TomGII disagree with your premise. 50/50 would indicate equal odd of a win or loss. A player does not have a 50% chance of winning. It is virtually a 100% chance of losing with an infinitesimal fraction of a fraction of winning. BUT, if you don't buy a ticket your chances are absolute zero.

bob nobIt would be 50-50 if there were only 2 numbers to chose from. You need to brush up on permutations.

johnUnfortunately, most people don't begin to understand the mathematics behind lottery games. For example, it is commonly believed that the more you enter a lottery and lose, the greater your odds of winning 'next time.' So I know a guy who bought tickets every week for years, thinking that 'now my time has come.' In reality, his odds of winning any particular lottery are exactly the same as anyone else. As the writer states, except for the enjoyment of 'being in the game' (and losing) people who have little money are going to continue to lose what little they have.

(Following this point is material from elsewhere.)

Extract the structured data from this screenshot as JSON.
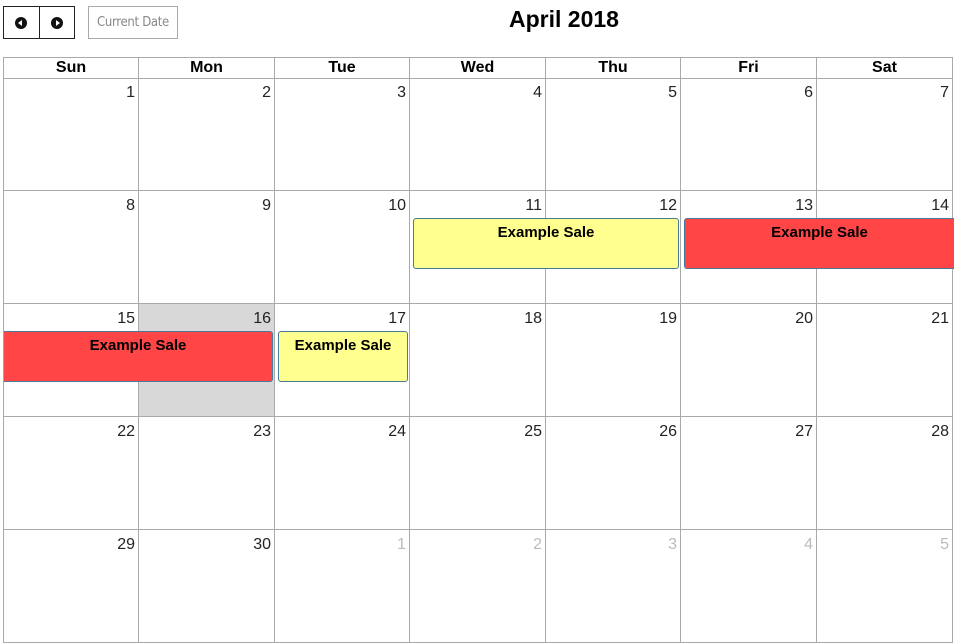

KenI am neither poor, uneducated, unemployed and ignorant and I play lottery and enjoy playing. I neither smoke, drink booze or do drugs but I do gamble on the lotto. That is my entertainment and my way of supporting the schools (what little they get). I gamble within reason knowing the odds........

king kinderchances of winning if you don't play 0%

somebody will win.

you have as much a chance as anyone else, but only if you try.

TJ Sambuy 1 million non duplicated tickets, your odds of winning is 1 in about 176!

TomGIThat is a common supposition. However it is not true. There are plenty of explanations on line detailing this if you chose to research it.

MathieActually, it is true.

BobOsoI play for entertainment. I buy a three dollar quick pck, and get to dream for three days on how I will spend my millions. Cheaper than a movie, and like the aricle says, somebody will win. Their odds are the same as mine.

joeI want to punch the author of this article in the face. Killjoy

Nota StatisticianHahah... what's the probability of that happening?

isabellaMy dad, an accountant and math whiz, used to warn me that the odds of winning a lottery could be compared to picking the right blade of grass from a football field – in other words, statistically almost impossible. It was good advice and I can count on one hand the no. of times I've bought a ticket in my life. Lotteries are fine as entertainment if one can afford to lose the ticket price, but unfortunately the majority of lottery ticket buyers are poor, and for them, it gives them a sad and empty sense of hope. I'm a dreamer too, I get it, but I've seen people spend far more on lotteries than they can afford.